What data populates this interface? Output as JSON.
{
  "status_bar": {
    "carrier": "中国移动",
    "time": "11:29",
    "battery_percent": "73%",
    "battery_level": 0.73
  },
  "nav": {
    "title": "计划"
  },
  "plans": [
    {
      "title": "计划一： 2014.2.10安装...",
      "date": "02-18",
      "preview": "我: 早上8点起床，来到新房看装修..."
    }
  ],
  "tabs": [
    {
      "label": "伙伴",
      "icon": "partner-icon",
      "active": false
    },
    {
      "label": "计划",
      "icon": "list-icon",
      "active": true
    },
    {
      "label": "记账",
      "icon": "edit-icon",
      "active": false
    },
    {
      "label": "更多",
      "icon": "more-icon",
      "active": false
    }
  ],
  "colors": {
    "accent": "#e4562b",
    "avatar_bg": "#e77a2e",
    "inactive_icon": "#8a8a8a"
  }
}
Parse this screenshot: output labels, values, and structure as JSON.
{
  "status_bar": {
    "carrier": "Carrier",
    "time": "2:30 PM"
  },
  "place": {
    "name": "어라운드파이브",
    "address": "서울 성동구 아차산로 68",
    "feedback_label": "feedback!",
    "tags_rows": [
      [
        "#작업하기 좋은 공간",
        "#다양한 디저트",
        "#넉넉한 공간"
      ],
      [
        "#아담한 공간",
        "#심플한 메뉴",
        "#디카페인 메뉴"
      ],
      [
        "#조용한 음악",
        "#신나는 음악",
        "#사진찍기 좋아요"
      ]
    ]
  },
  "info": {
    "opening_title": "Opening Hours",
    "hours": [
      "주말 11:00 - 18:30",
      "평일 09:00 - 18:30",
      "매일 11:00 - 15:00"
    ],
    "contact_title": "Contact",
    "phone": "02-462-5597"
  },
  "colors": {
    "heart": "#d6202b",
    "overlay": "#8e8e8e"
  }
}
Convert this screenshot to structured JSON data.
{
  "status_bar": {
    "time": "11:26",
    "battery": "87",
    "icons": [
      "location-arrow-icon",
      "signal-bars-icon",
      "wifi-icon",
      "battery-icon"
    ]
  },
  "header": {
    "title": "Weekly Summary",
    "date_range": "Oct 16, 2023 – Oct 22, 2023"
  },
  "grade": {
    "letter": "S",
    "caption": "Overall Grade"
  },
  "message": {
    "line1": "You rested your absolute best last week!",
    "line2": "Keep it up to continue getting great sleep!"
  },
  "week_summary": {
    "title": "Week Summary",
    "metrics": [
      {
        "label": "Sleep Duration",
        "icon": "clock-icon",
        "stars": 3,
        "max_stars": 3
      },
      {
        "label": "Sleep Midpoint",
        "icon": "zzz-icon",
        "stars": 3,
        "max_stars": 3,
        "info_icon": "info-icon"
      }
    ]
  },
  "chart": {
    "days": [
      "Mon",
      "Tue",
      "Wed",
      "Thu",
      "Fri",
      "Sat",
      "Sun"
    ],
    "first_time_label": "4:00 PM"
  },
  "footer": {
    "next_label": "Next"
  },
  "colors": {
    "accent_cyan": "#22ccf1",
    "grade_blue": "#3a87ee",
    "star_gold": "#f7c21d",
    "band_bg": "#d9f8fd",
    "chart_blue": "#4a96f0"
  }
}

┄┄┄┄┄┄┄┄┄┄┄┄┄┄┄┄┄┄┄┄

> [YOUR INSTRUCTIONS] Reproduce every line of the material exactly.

> [REPLY]
What data populates this interface? Output as JSON.
{
  "status_bar": {
    "carrier": "中国移动",
    "time": "11:29",
    "battery_percent": "73%",
    "battery_level": 0.73
  },
  "nav": {
    "title": "计划"
  },
  "plans": [
    {
      "title": "计划一： 2014.2.10安装...",
      "date": "02-18",
      "preview": "我: 早上8点起床，来到新房看装修..."
    }
  ],
  "tabs": [
    {
      "label": "伙伴",
      "icon": "partner-icon",
      "active": false
    },
    {
      "label": "计划",
      "icon": "list-icon",
      "active": true
    },
    {
      "label": "记账",
      "icon": "edit-icon",
      "active": false
    },
    {
      "label": "更多",
      "icon": "more-icon",
      "active": false
    }
  ],
  "colors": {
    "accent": "#e4562b",
    "avatar_bg": "#e77a2e",
    "inactive_icon": "#8a8a8a"
  }
}
Parse this screenshot: output labels, values, and structure as JSON.
{
  "status_bar": {
    "carrier": "Carrier",
    "time": "2:30 PM"
  },
  "place": {
    "name": "어라운드파이브",
    "address": "서울 성동구 아차산로 68",
    "feedback_label": "feedback!",
    "tags_rows": [
      [
        "#작업하기 좋은 공간",
        "#다양한 디저트",
        "#넉넉한 공간"
      ],
      [
        "#아담한 공간",
        "#심플한 메뉴",
        "#디카페인 메뉴"
      ],
      [
        "#조용한 음악",
        "#신나는 음악",
        "#사진찍기 좋아요"
      ]
    ]
  },
  "info": {
    "opening_title": "Opening Hours",
    "hours": [
      "주말 11:00 - 18:30",
      "평일 09:00 - 18:30",
      "매일 11:00 - 15:00"
    ],
    "contact_title": "Contact",
    "phone": "02-462-5597"
  },
  "colors": {
    "heart": "#d6202b",
    "overlay": "#8e8e8e"
  }
}
Convert this screenshot to structured JSON data.
{
  "status_bar": {
    "time": "11:26",
    "battery": "87",
    "icons": [
      "location-arrow-icon",
      "signal-bars-icon",
      "wifi-icon",
      "battery-icon"
    ]
  },
  "header": {
    "title": "Weekly Summary",
    "date_range": "Oct 16, 2023 – Oct 22, 2023"
  },
  "grade": {
    "letter": "S",
    "caption": "Overall Grade"
  },
  "message": {
    "line1": "You rested your absolute best last week!",
    "line2": "Keep it up to continue getting great sleep!"
  },
  "week_summary": {
    "title": "Week Summary",
    "metrics": [
      {
        "label": "Sleep Duration",
        "icon": "clock-icon",
        "stars": 3,
        "max_stars": 3
      },
      {
        "label": "Sleep Midpoint",
        "icon": "zzz-icon",
        "stars": 3,
        "max_stars": 3,
        "info_icon": "info-icon"
      }
    ]
  },
  "chart": {
    "days": [
      "Mon",
      "Tue",
      "Wed",
      "Thu",
      "Fri",
      "Sat",
      "Sun"
    ],
    "first_time_label": "4:00 PM"
  },
  "footer": {
    "next_label": "Next"
  },
  "colors": {
    "accent_cyan": "#22ccf1",
    "grade_blue": "#3a87ee",
    "star_gold": "#f7c21d",
    "band_bg": "#d9f8fd",
    "chart_blue": "#4a96f0"
  }
}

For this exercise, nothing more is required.